> _AIM OF THE TASK_: All records below are to be set down exactly, each character intact.

> _INFORMATION_:
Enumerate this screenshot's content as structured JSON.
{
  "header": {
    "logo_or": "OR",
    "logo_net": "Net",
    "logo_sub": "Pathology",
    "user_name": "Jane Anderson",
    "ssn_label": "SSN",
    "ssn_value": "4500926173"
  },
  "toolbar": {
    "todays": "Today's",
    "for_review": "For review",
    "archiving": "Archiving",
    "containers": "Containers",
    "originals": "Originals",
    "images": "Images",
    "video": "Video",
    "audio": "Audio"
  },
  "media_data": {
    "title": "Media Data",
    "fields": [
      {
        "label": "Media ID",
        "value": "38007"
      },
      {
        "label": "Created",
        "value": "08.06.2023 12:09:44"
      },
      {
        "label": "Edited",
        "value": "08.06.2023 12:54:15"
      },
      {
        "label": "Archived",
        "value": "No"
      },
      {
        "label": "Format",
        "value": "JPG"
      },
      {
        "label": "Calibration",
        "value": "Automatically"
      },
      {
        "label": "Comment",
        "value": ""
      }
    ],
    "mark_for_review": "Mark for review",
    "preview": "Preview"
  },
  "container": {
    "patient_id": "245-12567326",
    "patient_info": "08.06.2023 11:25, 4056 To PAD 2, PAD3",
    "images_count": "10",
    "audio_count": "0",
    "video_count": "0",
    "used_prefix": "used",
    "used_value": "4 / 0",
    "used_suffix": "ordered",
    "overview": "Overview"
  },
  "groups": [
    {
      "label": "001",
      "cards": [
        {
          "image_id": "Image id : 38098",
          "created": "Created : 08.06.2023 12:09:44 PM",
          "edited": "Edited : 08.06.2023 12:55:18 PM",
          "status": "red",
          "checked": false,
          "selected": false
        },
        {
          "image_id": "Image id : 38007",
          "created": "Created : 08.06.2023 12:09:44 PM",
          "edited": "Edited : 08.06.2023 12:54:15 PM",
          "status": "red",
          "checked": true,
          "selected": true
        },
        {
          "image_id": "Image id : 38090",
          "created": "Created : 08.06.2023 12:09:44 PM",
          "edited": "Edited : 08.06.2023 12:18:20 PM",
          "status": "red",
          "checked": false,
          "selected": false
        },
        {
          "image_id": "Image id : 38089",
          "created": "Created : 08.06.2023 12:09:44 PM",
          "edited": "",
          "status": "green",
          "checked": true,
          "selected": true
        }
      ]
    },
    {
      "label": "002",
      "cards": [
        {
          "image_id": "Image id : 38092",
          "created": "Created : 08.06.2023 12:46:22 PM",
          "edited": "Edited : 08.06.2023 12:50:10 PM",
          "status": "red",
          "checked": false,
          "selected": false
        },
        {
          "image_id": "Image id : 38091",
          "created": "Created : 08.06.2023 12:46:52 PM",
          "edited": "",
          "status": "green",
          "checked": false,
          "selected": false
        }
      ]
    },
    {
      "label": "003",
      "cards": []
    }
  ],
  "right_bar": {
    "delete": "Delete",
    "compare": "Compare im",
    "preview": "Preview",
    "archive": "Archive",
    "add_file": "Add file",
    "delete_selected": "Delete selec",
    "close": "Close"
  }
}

> _EXERCISE SOLUTION_:
Enumerate this screenshot's content as structured JSON.
{
  "header": {
    "logo_or": "OR",
    "logo_net": "Net",
    "logo_sub": "Pathology",
    "user_name": "Jane Anderson",
    "ssn_label": "SSN",
    "ssn_value": "4500926173"
  },
  "toolbar": {
    "todays": "Today's",
    "for_review": "For review",
    "archiving": "Archiving",
    "containers": "Containers",
    "originals": "Originals",
    "images": "Images",
    "video": "Video",
    "audio": "Audio"
  },
  "media_data": {
    "title": "Media Data",
    "fields": [
      {
        "label": "Media ID",
        "value": "38007"
      },
      {
        "label": "Created",
        "value": "08.06.2023 12:09:44"
      },
      {
        "label": "Edited",
        "value": "08.06.2023 12:54:15"
      },
      {
        "label": "Archived",
        "value": "No"
      },
      {
        "label": "Format",
        "value": "JPG"
      },
      {
        "label": "Calibration",
        "value": "Automatically"
      },
      {
        "label": "Comment",
        "value": ""
      }
    ],
    "mark_for_review": "Mark for review",
    "preview": "Preview"
  },
  "container": {
    "patient_id": "245-12567326",
    "patient_info": "08.06.2023 11:25, 4056 To PAD 2, PAD3",
    "images_count": "10",
    "audio_count": "0",
    "video_count": "0",
    "used_prefix": "used",
    "used_value": "4 / 0",
    "used_suffix": "ordered",
    "overview": "Overview"
  },
  "groups": [
    {
      "label": "001",
      "cards": [
        {
          "image_id": "Image id : 38098",
          "created": "Created : 08.06.2023 12:09:44 PM",
          "edited": "Edited : 08.06.2023 12:55:18 PM",
          "status": "red",
          "checked": false,
          "selected": false
        },
        {
          "image_id": "Image id : 38007",
          "created": "Created : 08.06.2023 12:09:44 PM",
          "edited": "Edited : 08.06.2023 12:54:15 PM",
          "status": "red",
          "checked": true,
          "selected": true
        },
        {
          "image_id": "Image id : 38090",
          "created": "Created : 08.06.2023 12:09:44 PM",
          "edited": "Edited : 08.06.2023 12:18:20 PM",
          "status": "red",
          "checked": false,
          "selected": false
        },
        {
          "image_id": "Image id : 38089",
          "created": "Created : 08.06.2023 12:09:44 PM",
          "edited": "",
          "status": "green",
          "checked": true,
          "selected": true
        }
      ]
    },
    {
      "label": "002",
      "cards": [
        {
          "image_id": "Image id : 38092",
          "created": "Created : 08.06.2023 12:46:22 PM",
          "edited": "Edited : 08.06.2023 12:50:10 PM",
          "status": "red",
          "checked": false,
          "selected": false
        },
        {
          "image_id": "Image id : 38091",
          "created": "Created : 08.06.2023 12:46:52 PM",
          "edited": "",
          "status": "green",
          "checked": false,
          "selected": false
        }
      ]
    },
    {
      "label": "003",
      "cards": []
    }
  ],
  "right_bar": {
    "delete": "Delete",
    "compare": "Compare im",
    "preview": "Preview",
    "archive": "Archive",
    "add_file": "Add file",
    "delete_selected": "Delete selec",
    "close": "Close"
  }
}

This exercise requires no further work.